Much like other luxury hotels, the Mandarin Oriental located on the Southwest waterfront of Washington, DC manages a complicated and high volume foodservice operation. Unlike most of their peers, however, the Mandarin Oriental planned to thoughtfully address the property’s food waste and has implemented effective interventions. Mutsumi Mizuno, Director of Revenue Management at Mandarin Oriental Washington, DC, and Shannon Melizan, Sales Associate with ORCA, gave a tour to GreenBlue and EPA of how the Mandarin has integrated two ORCA units into its daily operations.
While the Mandarin Oriental’s Corporate Responsibility Team, comprised of a diverse cross-section of employees, knew that they ought to manage food waste more responsibly than directing it to landfill, the exact method for how to divert the material wasn’t clear at first. Several employees that had experiences at other establishments with conventional composting collection programs where organics were source separated on-site and hauled to a compost manufacturer were wary that it may be difficult to find space for food waste to be held separately from trash and had concerns over potential odors and flies if pick-up couldn’t be arranged at a high frequency. Exploring other options, including technologies that could divert food waste “down-the-drain”, it became clear that biodigesters or liquifiers would be a logical choice for their ability to almost entirely eliminate odor and pest presence, as well as process material with a very small footprint.
ORCA units in particular were an intriguing option, because units could be purchased with a turn-key service that included installation of the systems and same or next-day service for any acute problems, in addition to every-other-month check-ups on the systems. Ensuring that robust service plans were offered was important to the Mandarin Oriental in order to set their foodservice operations teams up for success. And now, approximately two years into their ownership of the G25 ORCA unit that processes 600 lbs and the G50 unit that processes 1,200 lbs in 1-2 days, the hotel has been very happy with their decision and had the opportunity to reflect on their successes and to date.
With two primary points of food waste generation, Mizuno explained that the hotel was keen to place a unit both in the kitchen and a unit near the hotel’s conference and banquet space. Ironically, the smaller G25 unit placed in the kitchen processes the most food by volume and the larger G50 unit processes a relatively smaller portion of food waste.

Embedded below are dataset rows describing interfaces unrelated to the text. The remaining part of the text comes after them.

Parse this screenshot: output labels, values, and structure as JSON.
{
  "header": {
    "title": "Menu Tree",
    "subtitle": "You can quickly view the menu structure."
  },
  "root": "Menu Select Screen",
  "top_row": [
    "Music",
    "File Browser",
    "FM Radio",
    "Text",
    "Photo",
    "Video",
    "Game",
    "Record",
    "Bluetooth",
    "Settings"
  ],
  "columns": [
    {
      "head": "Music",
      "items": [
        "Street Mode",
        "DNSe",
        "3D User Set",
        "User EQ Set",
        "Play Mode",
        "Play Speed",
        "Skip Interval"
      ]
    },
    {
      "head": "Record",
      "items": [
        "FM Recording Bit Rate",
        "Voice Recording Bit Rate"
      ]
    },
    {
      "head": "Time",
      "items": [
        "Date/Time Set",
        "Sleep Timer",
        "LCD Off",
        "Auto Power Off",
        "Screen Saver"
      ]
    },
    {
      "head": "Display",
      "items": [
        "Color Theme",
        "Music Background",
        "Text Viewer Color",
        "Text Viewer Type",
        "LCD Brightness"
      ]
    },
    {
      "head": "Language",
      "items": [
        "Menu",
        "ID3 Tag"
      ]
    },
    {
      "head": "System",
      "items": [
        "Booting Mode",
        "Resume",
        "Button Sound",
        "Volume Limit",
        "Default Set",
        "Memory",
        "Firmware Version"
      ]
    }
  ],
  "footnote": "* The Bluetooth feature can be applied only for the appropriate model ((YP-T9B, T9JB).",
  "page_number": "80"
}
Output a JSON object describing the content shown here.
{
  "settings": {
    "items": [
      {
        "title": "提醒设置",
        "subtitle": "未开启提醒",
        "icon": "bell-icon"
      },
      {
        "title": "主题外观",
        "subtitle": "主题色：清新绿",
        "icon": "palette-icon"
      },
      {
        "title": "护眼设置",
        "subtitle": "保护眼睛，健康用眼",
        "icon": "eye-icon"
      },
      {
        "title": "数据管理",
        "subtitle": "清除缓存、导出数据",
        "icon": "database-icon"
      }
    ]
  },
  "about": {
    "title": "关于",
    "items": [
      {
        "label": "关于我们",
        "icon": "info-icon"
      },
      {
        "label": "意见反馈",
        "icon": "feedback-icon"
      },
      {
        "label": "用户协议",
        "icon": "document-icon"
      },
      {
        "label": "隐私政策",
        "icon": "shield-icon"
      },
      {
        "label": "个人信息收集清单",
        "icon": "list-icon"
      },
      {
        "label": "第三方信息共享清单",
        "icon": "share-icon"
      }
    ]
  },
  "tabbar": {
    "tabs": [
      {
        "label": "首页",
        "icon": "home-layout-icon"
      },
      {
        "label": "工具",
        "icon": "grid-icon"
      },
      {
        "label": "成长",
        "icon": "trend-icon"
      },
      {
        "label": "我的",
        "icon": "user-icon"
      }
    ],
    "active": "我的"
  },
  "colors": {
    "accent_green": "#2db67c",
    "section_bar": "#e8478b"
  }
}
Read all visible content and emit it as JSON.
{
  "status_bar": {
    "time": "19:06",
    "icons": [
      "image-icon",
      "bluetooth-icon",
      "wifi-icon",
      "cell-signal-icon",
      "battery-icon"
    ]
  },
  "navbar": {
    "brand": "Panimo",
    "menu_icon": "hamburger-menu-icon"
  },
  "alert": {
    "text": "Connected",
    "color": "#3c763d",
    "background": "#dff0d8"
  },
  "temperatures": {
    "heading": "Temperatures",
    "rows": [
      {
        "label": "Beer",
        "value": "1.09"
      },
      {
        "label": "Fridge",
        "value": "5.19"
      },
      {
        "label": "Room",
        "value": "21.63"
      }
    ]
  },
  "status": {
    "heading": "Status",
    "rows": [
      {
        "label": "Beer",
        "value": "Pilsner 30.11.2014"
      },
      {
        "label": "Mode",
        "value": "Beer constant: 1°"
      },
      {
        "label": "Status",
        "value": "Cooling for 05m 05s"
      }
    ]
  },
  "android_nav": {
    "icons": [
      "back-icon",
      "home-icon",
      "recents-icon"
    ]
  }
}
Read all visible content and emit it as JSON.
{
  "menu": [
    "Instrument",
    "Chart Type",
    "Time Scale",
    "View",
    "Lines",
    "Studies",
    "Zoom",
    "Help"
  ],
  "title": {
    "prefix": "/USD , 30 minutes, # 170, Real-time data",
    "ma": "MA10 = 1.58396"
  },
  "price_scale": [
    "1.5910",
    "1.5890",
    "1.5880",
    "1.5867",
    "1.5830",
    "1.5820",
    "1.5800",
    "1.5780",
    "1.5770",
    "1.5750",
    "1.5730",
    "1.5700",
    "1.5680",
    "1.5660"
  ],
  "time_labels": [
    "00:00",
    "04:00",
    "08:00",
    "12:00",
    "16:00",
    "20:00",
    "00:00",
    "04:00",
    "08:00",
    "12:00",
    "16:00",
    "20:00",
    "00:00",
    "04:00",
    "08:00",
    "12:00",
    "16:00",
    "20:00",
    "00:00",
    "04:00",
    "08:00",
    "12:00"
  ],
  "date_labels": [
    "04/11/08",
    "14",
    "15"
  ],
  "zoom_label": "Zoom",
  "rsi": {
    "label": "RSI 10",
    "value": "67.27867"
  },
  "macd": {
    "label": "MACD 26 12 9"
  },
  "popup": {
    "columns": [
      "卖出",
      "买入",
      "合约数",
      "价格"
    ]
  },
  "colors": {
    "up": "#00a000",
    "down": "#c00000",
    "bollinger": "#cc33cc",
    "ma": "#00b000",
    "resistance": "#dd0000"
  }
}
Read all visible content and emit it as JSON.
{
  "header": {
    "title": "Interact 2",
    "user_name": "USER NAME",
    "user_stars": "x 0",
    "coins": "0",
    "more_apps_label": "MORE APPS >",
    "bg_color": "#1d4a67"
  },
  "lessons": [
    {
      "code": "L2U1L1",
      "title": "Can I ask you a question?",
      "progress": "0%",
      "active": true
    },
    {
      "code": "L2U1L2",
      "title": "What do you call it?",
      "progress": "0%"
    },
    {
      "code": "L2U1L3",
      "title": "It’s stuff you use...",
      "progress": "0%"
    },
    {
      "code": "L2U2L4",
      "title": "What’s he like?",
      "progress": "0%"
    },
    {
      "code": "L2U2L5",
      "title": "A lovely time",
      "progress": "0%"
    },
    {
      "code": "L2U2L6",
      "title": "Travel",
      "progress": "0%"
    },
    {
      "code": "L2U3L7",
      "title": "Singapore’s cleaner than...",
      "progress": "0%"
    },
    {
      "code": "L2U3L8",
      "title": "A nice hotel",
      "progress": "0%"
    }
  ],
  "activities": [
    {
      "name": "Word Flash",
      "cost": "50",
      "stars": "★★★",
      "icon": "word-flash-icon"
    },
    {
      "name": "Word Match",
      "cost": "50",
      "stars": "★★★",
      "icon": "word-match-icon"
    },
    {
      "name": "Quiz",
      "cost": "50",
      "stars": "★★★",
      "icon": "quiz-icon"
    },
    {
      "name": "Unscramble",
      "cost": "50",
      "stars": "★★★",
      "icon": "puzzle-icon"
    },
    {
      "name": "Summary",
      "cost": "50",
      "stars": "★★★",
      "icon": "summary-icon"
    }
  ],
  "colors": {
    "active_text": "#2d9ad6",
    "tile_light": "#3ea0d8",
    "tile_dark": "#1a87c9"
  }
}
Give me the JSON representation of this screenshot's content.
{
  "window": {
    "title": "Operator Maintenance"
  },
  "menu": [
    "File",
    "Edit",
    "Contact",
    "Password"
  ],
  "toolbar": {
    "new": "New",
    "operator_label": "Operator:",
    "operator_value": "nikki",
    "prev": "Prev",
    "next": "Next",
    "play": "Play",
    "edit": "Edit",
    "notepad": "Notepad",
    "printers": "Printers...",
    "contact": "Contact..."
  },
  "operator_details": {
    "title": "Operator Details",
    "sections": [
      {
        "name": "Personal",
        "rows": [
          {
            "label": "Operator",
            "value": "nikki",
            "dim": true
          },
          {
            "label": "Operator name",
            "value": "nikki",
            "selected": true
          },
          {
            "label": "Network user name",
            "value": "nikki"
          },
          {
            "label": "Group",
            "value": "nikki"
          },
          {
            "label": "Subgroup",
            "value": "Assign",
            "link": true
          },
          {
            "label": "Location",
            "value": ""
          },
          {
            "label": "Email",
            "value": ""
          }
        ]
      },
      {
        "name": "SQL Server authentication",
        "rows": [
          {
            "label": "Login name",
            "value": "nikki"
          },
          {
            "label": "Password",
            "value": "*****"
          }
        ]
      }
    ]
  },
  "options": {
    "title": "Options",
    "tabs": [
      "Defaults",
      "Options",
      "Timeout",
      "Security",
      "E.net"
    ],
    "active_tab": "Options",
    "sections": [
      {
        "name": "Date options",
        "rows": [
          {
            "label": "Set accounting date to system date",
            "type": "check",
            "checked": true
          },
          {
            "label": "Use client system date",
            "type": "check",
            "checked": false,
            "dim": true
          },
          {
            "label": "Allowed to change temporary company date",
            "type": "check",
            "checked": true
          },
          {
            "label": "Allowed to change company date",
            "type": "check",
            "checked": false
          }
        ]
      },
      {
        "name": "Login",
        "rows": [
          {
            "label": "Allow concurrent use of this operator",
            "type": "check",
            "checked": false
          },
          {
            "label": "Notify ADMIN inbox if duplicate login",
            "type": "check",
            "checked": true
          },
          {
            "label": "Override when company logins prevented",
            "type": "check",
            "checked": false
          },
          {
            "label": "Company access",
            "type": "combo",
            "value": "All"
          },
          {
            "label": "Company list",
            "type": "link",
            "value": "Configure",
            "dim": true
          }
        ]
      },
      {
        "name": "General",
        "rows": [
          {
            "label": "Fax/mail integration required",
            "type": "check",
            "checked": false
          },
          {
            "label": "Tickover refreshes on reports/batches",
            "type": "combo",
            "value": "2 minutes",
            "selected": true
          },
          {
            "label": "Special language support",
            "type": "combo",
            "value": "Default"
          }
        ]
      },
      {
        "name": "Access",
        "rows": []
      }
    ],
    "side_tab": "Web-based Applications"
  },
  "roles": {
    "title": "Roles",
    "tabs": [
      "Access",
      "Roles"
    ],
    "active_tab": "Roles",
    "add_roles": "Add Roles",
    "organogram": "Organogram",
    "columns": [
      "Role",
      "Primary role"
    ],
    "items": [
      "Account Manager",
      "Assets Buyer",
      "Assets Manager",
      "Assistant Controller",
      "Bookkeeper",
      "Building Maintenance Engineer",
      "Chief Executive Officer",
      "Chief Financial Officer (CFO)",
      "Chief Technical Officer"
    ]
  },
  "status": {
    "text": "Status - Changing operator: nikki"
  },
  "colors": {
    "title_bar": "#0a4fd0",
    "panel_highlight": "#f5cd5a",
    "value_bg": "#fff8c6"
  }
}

Yet, both ORCAs have been able to accommodate all of the food waste generated in the respective zones without reaching the maximum thresholds during its continuous operations over the course of a given day. The dual placement strategy enables staff to easily dispose of food waste once plates are cleared from the conference areas before bringing empty plates and flatware back down to the kitchens for cleaning.
Mizuno explained that early on, the teams interacting with the ORCA systems had a series of hiccups that provided valuable learning experiences. For instance, their teams realized they needed to add more rigor to their sight-checking and de-plating when scraping food waste off of plates when errant forks and knives made their way into the machine. One larger isolated incident occurred when third-party cleaning staff accidentally poured an entire fryer’s worth of oil into the machine. Luckily, the machine was able to be serviced quickly with ORCA’s impressive service plans in place. And, on an ongoing basis, helpful signage provided by ORCA directs staff in both English and Spanish to ensure only items that the ORCA can process make it into the machine.
After acclimating to the added stage in daily operations, staff have seamlessly integrated the disposal of food waste in both the kitchen and conference areas. Staff are instructed to place food in the main opening and then spray the sides with water to remove any food that may have stuck to the upper portion of the machine where the rotating paddles don’t reach. Once closed, the paddles rotate about 3 times per minute to introduce oxygen and the ORCA will spray microorganisms into the mix to aid the digestion process. These microorganisms thrive in a moist environment and in the ORCA unit’s bodies, which are filled with black “bio chips” that are about 1 cm plastic cylinders that help support the microorganism populations and also help physically break down the food waste. During the ORCA’s bimonthly service check-up, representatives replenish the microorganisms.
The effluent of the Mandarin Oriental from its two ORCA biodigesters typically looks like broth, rather than water, and grease traps are placed at the junction to the sewer system to protect the infrastructure from fatty materials that can harm the pipes. Since the hotel is located in Washington, DC and the city’s older infrastructure includes combined sewer systems, severe weather events may jeopardize the pathway that liquified food waste may take to reach the treatment facility. Though with the Blue Plains Advanced Wastewater Treatment Plant servicing the city and the surrounding counties, the hotel is assured that once the food waste is liquified and reaches the facility, it’s treated and then land applied to agriculture in the region, recycling nitrogen and phosphorous back into local soils.
In all, the Mandarin Oriental is now confident that the sustainable management of their food waste has now leap-frogged their longer-standing recycling program for conventional recyclables.